The Professional Practice Committee (PPC) of the American Diabetes Association (ADA) is responsible for the “Standards of Medical Care in Diabetes,” referred to as the Standards of Care. The PPC is a multidisciplinary expert committee comprised of physicians, diabetes educators, and others who have expertise in a range of areas, including adult and pediatric endocrinology, epidemiology, public health, lipid research, hypertension, preconception planning, and pregnancy care. Appointment to the PPC is based on excellence in clinical practice and research. Although the primary role of the PPC is to review and update the Standards of Care, it may also be involved in ADA statements, reports, and reviews.
The ADA adheres to the National Academy of Medicine Standards for Developing Trustworthy Clinical Practice Guidelines. All members of the PPC are required to disclose potential conflicts of interest with industry and/or other relevant organizations. These disclosures are discussed at the onset of each Standards of Care revision meeting. Members of the committee, their employers, and their disclosed conflicts of interest are listed in the “Disclosures: Standards of Medical Care in Diabetes—2019” table (see pp. S184–S186). The ADA funds development of the Standards of Care out of its general revenues and does not use industry support for this purpose.
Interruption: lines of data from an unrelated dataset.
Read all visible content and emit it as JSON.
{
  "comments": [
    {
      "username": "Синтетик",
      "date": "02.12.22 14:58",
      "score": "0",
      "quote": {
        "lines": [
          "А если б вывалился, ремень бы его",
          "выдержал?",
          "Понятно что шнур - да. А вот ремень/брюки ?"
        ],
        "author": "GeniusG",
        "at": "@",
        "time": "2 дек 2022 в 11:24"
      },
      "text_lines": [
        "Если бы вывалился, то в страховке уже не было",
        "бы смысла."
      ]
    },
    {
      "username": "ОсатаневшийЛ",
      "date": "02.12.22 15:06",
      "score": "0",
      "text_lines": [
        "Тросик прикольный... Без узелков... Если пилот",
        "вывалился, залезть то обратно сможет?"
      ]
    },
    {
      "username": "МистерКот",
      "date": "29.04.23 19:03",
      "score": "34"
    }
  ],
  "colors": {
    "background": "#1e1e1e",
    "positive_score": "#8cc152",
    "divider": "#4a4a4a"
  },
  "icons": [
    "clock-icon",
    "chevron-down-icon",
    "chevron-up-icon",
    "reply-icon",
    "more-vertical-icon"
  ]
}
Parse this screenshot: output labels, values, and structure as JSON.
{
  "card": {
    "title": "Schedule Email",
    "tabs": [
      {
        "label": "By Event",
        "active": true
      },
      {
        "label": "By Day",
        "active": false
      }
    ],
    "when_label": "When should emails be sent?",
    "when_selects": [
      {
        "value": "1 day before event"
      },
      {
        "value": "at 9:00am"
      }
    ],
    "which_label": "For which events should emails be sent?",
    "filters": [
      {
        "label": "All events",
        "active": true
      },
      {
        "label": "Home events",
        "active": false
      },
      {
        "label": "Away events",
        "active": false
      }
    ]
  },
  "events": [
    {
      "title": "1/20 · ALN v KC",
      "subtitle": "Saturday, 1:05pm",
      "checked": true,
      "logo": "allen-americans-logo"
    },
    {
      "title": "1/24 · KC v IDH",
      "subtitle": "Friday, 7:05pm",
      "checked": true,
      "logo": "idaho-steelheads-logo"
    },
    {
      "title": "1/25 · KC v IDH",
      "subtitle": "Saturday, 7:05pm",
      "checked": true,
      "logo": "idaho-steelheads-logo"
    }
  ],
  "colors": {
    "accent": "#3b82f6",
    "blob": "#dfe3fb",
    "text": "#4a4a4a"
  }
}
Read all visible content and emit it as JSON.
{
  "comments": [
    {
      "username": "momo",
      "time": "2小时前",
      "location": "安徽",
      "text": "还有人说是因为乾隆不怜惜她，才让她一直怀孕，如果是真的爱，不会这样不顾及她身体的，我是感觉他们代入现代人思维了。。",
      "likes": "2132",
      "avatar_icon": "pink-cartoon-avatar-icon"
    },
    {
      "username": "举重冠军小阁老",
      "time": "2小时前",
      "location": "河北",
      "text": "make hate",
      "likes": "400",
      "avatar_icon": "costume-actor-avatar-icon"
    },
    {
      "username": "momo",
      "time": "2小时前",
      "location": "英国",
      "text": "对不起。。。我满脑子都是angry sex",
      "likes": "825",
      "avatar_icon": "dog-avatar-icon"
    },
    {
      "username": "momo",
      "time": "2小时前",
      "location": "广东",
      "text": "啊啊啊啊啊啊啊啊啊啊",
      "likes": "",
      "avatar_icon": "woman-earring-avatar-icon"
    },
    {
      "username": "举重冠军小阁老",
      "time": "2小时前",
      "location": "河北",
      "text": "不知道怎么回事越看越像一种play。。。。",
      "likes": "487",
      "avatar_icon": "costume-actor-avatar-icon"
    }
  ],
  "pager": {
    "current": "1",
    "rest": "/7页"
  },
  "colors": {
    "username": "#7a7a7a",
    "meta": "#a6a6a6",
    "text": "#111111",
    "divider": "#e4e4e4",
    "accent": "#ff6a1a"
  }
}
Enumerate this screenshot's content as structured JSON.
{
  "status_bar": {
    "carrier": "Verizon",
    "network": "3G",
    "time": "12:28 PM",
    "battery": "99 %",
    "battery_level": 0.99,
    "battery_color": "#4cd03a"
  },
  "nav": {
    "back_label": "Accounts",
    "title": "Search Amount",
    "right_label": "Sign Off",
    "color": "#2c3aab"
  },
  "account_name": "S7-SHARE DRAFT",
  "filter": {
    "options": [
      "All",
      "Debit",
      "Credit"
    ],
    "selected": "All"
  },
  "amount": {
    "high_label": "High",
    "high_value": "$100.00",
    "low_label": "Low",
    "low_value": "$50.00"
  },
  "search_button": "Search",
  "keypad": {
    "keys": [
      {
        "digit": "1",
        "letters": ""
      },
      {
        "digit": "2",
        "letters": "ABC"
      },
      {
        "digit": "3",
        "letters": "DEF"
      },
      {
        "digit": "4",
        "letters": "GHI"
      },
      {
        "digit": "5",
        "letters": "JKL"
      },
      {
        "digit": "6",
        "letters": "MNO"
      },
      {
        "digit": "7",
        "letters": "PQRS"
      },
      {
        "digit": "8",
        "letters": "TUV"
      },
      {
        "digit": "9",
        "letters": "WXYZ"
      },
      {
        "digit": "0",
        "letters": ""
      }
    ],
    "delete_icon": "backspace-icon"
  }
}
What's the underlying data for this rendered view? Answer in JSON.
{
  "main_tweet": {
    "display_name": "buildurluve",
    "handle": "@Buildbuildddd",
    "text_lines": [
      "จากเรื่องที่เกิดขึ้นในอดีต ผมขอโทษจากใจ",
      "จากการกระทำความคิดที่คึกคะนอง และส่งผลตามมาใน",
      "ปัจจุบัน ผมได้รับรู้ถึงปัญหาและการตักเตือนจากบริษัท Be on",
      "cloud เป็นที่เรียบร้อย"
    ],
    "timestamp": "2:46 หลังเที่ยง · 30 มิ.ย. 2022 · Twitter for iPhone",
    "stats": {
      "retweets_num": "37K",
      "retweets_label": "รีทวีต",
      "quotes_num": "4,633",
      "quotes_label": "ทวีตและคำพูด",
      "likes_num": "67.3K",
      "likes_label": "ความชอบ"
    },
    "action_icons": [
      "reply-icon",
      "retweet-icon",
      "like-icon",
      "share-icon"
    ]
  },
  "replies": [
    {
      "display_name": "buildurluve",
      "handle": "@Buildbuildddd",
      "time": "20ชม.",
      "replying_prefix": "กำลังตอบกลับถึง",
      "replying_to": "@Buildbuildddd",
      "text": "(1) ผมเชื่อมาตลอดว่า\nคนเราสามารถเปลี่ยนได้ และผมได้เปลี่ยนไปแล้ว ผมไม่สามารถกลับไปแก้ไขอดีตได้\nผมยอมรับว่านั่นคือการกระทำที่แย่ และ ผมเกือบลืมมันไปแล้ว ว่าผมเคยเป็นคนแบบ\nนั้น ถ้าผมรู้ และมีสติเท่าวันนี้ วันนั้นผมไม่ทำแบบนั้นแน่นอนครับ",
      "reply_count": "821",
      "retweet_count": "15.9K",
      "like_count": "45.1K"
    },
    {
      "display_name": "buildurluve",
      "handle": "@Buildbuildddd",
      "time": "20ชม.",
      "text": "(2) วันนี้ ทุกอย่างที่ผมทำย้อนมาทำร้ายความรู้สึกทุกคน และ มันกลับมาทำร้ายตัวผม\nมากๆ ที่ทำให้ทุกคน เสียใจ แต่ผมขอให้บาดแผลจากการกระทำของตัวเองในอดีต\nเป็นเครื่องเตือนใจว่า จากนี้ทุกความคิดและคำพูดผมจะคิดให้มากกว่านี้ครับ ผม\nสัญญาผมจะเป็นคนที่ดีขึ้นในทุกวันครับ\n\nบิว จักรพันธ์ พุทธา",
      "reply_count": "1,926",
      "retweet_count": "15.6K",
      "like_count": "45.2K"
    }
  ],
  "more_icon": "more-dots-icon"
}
For the current revision, PPC members systematically searched MEDLINE for human studies related to each section and published since 15 October 2017. Recommendations were revised based on new evidence or, in some cases, to clarify the prior recommendation or match the strength of the wording to the strength of the evidence. A table linking the changes in recommendations to new evidence can be reviewed at professional.diabetes.org/SOC. The Standards of Care was approved by ADA’s Board of Directors, which includes health care professionals, scientists, and lay people.
Feedback from the larger clinical community was valuable for the 2018 revision of the Standards of Care. Readers who wish to comment on the 2019 Standards of Care are invited to do so at professional.diabetes.org/SOC.
The PPC would like to thank the following individuals who provided their expertise in reviewing and/or consulting with the committee: Ann Albright, PhD, RD; Pamela Allweiss, MD, MPH; Barbara J. Anderson, PhD; George Bakris, MD; Richard Bergenstal, MD; Stuart Brink, MD; Donald R. Coustan, MD; Ellen D. Davis, MS, RN, CDE, FAADE; Jesse Dinh, PharmD; Steven Edelman, MD; Barry H. Ginsberg, MD, PhD; Irl B. Hirsch, MD; Scott Kahan, MD, MPH; David Klonoff, MD; Joyce Lee, MD, MPH; Randie Little, PhD; Alexandra Migdal, MD; Anne Peters, MD; Amy Rothberg, MD; Jennifer Sherr, MD, PhD; Hood Thabit, MB, BCh, MD, PhD; Stuart Alan Weinzimer, MD; and Neil White, MD.
Members of the PPC
Joshua J. Neumiller, PharmD, CDE, FASCP* (Chair)
Christopher P. Cannon, MD
Jill Crandall, MD
David D’Alessio, MD
Ian H. de Boer, MD, MS*
Mary de Groot, PhD
Judith Fradkin, MD
Kathryn Evans Kreider, DNP, APRN, FNP-BC, BC-ADM
David Maahs, MD, PhD
Nisa Maruthur, MD, MHS
Medha N. Munshi, MD*
Maria Jose Redondo, MD, PhD, MPH
Guillermo E. Umpierrez, MD, CDE, FACE, FACP*
Jennifer Wyckoff, MD
ADA Nutrition Consensus Report Writing Group—Liaison
Melinda Maryniuk, MEd, RDN, CDE
American College of Cardiology—Designated Representatives (Section 10)
Sandeep Das, MD, MPH, FACC
Mikhail Kosiborod, MD, FACC
Erika Gebel Berg, PhD (corresponding author: email@example.com)
Mindy Saraco, MHA
Matthew P. Petersen
Sacha Uelmen, RDN, CDE
Shamera Robinson, MPH, RDN
William T. Cefalu, MD